> _WORK INSTRUCTIONS_
In the records that come next, find every line with "text". Return those lines.

> _Extracted data entries_

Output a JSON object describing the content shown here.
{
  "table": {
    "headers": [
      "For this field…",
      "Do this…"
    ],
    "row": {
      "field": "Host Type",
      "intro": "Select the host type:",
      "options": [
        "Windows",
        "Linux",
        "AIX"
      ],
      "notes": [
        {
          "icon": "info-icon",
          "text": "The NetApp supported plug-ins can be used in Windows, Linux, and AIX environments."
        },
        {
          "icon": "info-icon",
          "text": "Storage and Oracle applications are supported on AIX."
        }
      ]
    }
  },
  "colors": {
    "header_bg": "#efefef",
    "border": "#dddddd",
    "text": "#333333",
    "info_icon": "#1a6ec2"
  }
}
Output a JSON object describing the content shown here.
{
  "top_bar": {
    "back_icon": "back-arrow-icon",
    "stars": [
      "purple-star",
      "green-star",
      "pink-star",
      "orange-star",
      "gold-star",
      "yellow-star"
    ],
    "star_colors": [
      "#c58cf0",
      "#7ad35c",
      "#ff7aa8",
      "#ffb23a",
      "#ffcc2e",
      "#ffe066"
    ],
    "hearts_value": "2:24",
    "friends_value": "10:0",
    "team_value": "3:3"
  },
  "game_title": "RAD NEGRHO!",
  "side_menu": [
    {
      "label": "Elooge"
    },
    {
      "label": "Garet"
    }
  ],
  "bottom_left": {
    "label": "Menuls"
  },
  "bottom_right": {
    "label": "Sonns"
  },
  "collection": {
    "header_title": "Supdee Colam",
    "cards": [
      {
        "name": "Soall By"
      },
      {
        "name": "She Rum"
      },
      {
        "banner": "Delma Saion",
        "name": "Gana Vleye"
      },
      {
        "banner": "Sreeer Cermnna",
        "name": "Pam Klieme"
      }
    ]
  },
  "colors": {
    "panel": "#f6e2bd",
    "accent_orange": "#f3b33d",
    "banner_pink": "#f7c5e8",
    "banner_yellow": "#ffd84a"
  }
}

> _PROBLEM SOLUTION_
          "text": "The NetApp supported plug-ins can be used in Windows, Linux, and AIX environments."
          "text": "Storage and Oracle applications are supported on AIX."
    "text": "#333333",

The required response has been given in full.